EXERCISE DESCRIPTION |
From the entries below, say how many lines carry the word "free", and give nothing but the number.

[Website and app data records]
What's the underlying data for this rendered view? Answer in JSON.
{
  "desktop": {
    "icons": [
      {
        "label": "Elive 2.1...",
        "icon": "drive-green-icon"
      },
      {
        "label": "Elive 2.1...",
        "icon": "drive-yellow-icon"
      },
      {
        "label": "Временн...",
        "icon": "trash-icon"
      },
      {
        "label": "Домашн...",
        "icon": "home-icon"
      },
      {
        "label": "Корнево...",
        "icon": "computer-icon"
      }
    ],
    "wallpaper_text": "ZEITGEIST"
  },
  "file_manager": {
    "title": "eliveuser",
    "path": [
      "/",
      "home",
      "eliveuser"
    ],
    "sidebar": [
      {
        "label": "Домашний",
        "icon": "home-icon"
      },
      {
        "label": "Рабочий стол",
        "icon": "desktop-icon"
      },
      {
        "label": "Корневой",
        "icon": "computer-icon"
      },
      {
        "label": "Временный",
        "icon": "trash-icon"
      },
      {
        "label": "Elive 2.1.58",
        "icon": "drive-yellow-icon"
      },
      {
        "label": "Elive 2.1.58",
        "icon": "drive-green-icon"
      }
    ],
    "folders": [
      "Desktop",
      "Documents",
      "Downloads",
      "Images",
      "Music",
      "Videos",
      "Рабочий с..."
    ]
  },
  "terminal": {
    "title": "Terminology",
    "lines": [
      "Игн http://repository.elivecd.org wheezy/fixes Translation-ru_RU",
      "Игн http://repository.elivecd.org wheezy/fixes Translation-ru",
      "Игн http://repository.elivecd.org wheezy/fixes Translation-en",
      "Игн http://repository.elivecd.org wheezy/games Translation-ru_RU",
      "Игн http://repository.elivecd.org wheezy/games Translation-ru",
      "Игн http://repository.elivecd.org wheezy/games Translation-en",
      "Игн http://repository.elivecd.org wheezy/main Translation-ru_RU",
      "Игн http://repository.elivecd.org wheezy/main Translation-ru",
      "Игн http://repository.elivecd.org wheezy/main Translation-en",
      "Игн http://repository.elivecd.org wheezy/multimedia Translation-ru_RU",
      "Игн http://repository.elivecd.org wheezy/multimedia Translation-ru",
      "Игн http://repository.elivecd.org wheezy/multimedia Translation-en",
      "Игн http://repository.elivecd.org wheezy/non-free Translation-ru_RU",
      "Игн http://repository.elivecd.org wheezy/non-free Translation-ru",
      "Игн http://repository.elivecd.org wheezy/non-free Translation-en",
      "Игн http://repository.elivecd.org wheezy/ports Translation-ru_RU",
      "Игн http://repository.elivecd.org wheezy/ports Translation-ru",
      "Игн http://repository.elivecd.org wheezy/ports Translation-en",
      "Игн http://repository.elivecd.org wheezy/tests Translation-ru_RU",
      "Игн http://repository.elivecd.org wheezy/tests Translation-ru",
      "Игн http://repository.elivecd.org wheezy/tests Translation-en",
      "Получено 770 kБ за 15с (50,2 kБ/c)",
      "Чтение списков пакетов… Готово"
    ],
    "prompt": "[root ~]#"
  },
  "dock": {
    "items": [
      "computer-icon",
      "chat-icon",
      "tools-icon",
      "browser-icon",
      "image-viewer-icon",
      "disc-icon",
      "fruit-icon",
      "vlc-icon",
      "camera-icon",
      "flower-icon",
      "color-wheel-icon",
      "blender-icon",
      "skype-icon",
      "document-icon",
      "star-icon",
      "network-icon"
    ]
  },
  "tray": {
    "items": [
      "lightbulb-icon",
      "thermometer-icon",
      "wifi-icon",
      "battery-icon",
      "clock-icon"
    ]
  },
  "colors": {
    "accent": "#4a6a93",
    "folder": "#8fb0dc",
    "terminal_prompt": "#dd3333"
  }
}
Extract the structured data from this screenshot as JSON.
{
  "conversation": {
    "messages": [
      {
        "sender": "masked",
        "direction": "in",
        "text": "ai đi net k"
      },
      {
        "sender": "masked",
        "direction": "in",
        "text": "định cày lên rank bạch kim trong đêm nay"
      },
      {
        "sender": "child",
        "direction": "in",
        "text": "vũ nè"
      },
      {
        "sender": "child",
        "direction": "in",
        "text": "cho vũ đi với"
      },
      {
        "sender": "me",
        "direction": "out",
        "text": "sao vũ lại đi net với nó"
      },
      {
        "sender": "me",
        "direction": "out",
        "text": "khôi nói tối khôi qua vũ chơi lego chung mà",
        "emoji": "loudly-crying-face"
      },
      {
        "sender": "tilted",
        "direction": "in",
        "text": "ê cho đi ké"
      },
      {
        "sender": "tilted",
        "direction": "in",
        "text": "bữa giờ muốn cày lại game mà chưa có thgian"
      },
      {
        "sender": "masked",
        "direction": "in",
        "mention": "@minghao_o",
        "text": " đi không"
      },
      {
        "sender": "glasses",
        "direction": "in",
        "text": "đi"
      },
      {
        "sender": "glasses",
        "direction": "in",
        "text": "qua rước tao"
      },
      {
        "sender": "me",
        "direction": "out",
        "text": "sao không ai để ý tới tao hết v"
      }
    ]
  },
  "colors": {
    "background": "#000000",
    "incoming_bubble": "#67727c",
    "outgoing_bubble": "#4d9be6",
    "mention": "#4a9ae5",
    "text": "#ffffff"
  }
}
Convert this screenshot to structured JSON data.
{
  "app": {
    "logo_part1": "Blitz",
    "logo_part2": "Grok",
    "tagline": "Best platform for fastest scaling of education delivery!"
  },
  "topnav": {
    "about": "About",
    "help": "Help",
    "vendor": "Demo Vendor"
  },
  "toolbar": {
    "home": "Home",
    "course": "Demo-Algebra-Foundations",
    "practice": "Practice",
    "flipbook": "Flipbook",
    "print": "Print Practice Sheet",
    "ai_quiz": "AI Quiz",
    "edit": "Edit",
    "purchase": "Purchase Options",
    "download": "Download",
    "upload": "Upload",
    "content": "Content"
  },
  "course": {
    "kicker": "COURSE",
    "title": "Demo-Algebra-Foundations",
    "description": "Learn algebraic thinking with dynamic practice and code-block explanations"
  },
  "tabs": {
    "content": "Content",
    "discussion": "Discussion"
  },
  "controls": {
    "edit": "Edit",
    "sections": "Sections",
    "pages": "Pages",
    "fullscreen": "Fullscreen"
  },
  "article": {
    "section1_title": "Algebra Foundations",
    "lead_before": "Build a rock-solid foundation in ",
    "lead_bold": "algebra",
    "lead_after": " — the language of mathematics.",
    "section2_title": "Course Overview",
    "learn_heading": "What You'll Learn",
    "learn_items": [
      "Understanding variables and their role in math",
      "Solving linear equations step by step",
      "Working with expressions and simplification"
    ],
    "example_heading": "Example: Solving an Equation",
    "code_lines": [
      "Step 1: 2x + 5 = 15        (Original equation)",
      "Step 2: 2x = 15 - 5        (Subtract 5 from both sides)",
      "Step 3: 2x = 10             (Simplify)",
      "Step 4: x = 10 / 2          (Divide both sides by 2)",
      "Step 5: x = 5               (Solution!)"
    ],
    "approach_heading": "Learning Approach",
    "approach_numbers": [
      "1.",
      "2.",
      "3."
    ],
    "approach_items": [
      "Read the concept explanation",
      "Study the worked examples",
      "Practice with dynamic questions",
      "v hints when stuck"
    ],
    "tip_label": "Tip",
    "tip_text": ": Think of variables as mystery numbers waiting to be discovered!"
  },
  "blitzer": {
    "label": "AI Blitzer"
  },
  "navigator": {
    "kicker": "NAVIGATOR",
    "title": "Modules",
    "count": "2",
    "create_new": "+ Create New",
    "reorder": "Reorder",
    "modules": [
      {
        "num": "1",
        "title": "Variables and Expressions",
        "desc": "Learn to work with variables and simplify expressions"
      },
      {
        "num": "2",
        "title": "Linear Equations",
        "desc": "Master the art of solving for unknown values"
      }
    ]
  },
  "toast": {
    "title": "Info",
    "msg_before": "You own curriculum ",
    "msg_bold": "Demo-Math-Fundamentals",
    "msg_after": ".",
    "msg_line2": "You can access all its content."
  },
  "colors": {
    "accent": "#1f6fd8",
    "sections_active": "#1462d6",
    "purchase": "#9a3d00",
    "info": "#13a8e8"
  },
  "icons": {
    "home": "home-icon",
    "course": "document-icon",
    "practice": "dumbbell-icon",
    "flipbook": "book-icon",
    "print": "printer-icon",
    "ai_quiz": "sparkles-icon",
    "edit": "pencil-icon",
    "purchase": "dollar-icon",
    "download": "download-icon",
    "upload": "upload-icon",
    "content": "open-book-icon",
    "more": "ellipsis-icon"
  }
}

WRITTEN RESPONSE |
3